Who are your inspirations (ethical fashion or otherwise)?
I honestly don’t have any one person that I admire, living this lifestyle. For me, it’s more about the community. I think finding a group of like-minded and supportive people means way more than finding one person for inspo. But that’s just me! Maybe I’d change my tune if I found a “leader” in the movement who really has the same POV as I do. If anybody has any recommendations, I would absolutely love to hear them!
Do you have any ethical brands you’d recommend or tips for how to find great thrifted pieces?
No ethical brand suggestions here, but here are a few Thrifting Pro-Tips:
– Don’t only look in your size zone. First off, things aren’t always organized well in thrift stores so your perfect-fit-jeans might be two sizes over. Secondly, sizing varies SO MUCH from brand to brand and decade to decade. It might fit even if the label says it wouldn’t.
– Try everything on. For the same reason as above.
– Be patient. If you have the time, look through every rack at every item. I know that seems overwhelming, but you never know what you’ll find squished in there. Some of my best treasures have been in surprising, hidden places.
What is one of your current favorite items of clothing you own?
Oh no–it’s so hard to choose! I’ll give you a couple of categories instead, because I can’t commit to just one!
Most Sentimental: A vintage pink and white cardigan that I got at one of my first Citywide Garage Sale visits with my mom. It’s a knit, but has a similar cut to letterman jackets and I think it’s timeless.
Best Use: I think the thing I’ve had longest and worn most is another cardigan– it’s a grey cable knit with a hood, and fisherman toggle buttons. I ordered it from an Alloy catalog (remember those?) in 7TH GRADE and still wear it regularly!
Most Fun New Thing: I found a pair of rainbow stripe pants on Poshmark that are a knit, towel-ish texture and they’re so comfy. I’m afraid I’ll wear them to death soon.
What are you reading, listening to and/or watching right now?

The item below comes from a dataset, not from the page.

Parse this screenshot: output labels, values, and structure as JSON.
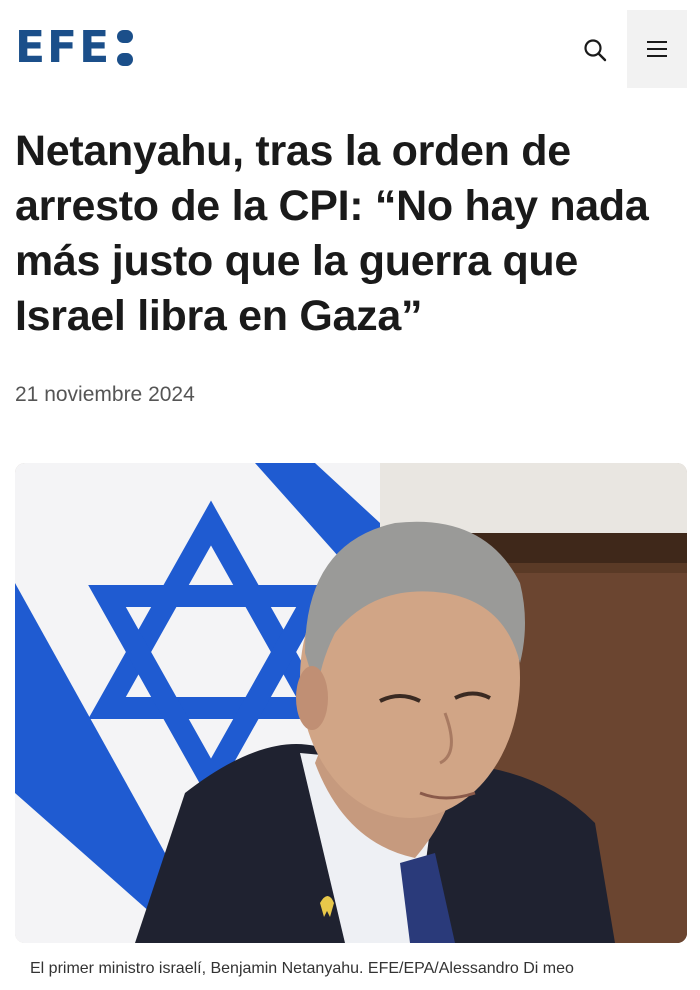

I just finished “So You’ve Been Publicly Shamed” by Jon Ronson and it’s a very interesting look at how public shaming had disappeared by the turn of the century (think: the stocks) yet has had a resurgence in the new age of social media. Yes, sometimes people deserve to lose everything because of a horrible thing they said online, but sometimes we overdo it, and where do you draw that line? I gave it three of five stars because it was little longer than it needed to be, but a very interesting thought experiment.
For podcasts, right now I’m listening to Broken Harts, because I’m a sucker for true crime. It’s about two women who adopt six black children, and seem to live the perfect life according to Facebook, but one day they end up driving off of a cliff in a murder-suicide that leads to an uncovering of child abuse and racism.
For TV, my boyfriend and I just finished the new season of Queer Eye. I love watching that with him because he cries at almost every episode and it’s so sweet!
Where can we find you?
I’m not a blogger right now, actually– just an Instagrammer! @thrift_bee is a fun hobby thing that I haven’t expanded yet, but please go check out my illustration at www.cbaillustration.com. I sell prints, products and commissions at www.cbaillustration-lovelylittlethings.com and you can follow me on the Gram at @cbaillustration.
Please take time to check out her pages, including her illustration pages–she’s wildly talented and brings so much color to the world!